The Coast Guard Station occupies the coastal plain at the head of Old Woman Bay.  Originally built as a seaplane base for Navy PBY flying boats, the runways were later lengthened to handle Army B-17s for raids of Japanese occupied Kiska and Attu. As we drove in the gate, I was at once struck by how small everything looked. But the biggest surprise was how little everything had changed in the years since we left. All the family housing was still there, including the little two-bedroom duplex where we lived for over two years. It looks much better now, with vinyl siding instead of the old asbestos shingles we knew. The aircraft hangers and shops appear the same, except that the bright blue and white Coast Guard color scheme is much more cheerful than our old battleship gray. The seaplane parking apron next to the bay was a beehive of activity involving both helicopters and C-130 transports.  Kodiak handles the search and rescue mission for a large swath of the North Pacific and is the largest Coast Guard base in the world.

There were a few depressing moments. The old steam power plant that we labored so hard to restore after the earthquake is now shuttered. Most power for Kodiak now comes from three massive wind turbines atop the central mountain ridge. The shop building from which our Public Works crews toiled to repair broken pipes and power lines appears abandoned, a gray old lady amidst the bright buildings in use.  But overall, our visit was comforting, an affirmation that some things in this world can remain the same for long periods.  Too soon, we had to get back to the ship and steal some time to walk the streets of the city.  As those who watch the television shows, Coast Guard Alaska and The Deadliest Catch, are well aware, Kodiak is still a frontier town.  The people here are a hardy, self-sufficient race.  We did have one more disappointment. We were unable to find the bakery at which we bought many mouth-watering loaves of delicious Russian Rye bread back in the 1960s.

After leaving Kodiak, we witnessed the calving of the blue ice Hubbard Glacier and toured the first Russian Orthodox cathedral in North America at Sitka..  Our final stop was in Victoria, British Columbia. We had planned to attend High Tea at the government headquarters, but that excursion was cancelled because too few signed up. We did tour a lovely private garden constructed by a Georgian royal couple that had survived internment by the Axis in World War Two. Now owned by the British Columbia Land Conservancy, the garden is beautiful and well tended.

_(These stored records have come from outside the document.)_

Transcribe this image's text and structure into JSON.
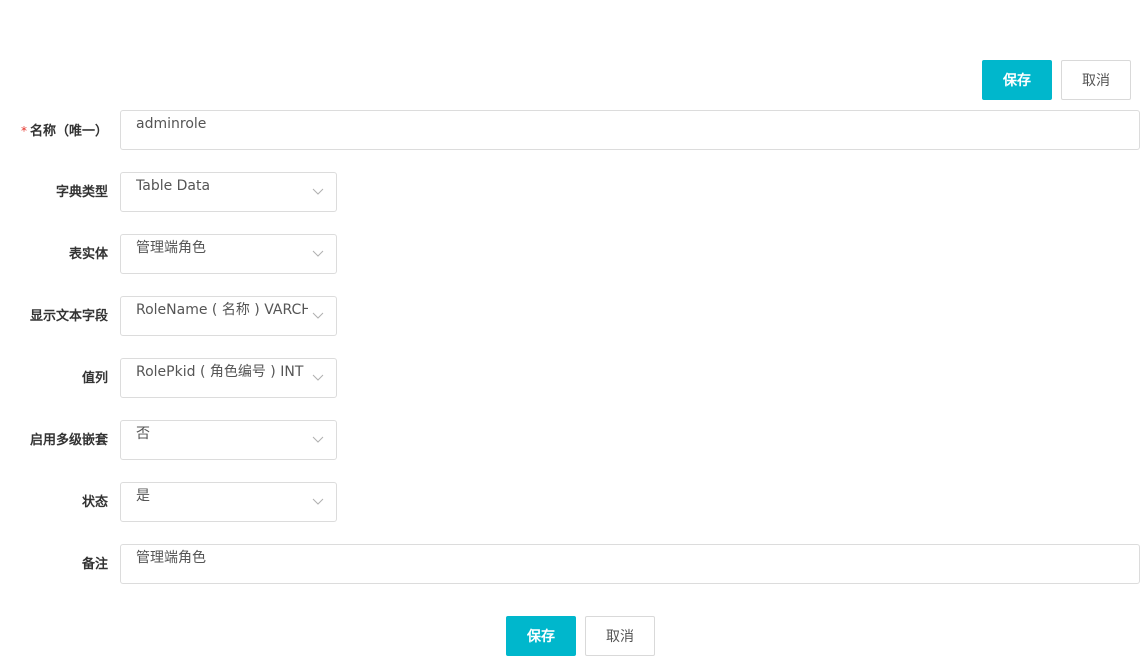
{
  "toolbar": {
    "save_label": "保存",
    "cancel_label": "取消"
  },
  "form": {
    "name": {
      "required_mark": "*",
      "label": "名称（唯一）",
      "value": "adminrole"
    },
    "dict_type": {
      "label": "字典类型",
      "value": "Table Data"
    },
    "table_entity": {
      "label": "表实体",
      "value": "管理端角色"
    },
    "display_field": {
      "label": "显示文本字段",
      "value": "RoleName ( 名称 ) VARCHAR"
    },
    "value_column": {
      "label": "值列",
      "value": "RolePkid ( 角色编号 ) INT"
    },
    "multi_level": {
      "label": "启用多级嵌套",
      "value": "否"
    },
    "status": {
      "label": "状态",
      "value": "是"
    },
    "remark": {
      "label": "备注",
      "value": "管理端角色"
    }
  },
  "footer": {
    "save_label": "保存",
    "cancel_label": "取消"
  },
  "colors": {
    "primary": "#00b7cc",
    "required": "#e5332a",
    "border": "#dcdcdc"
  },
  "icons": {
    "select_arrow": "chevron-down-icon"
  }
}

I gained a bonus when I bought a copy of the princess’s journal of enduring internment in Shanghai from 1941-1945. Is there another novel there?

Our odyssey came to an end abruptly. In a single day, we were transported from the luxury of the ship to our everyday life back in Williamsburg. Arriving home just before midnight of a day that began in British Columbia, it has taken us several days to get our bodies back in Virginia rhythm. But we now have memories that we shall treasure as long as our minds continue to function.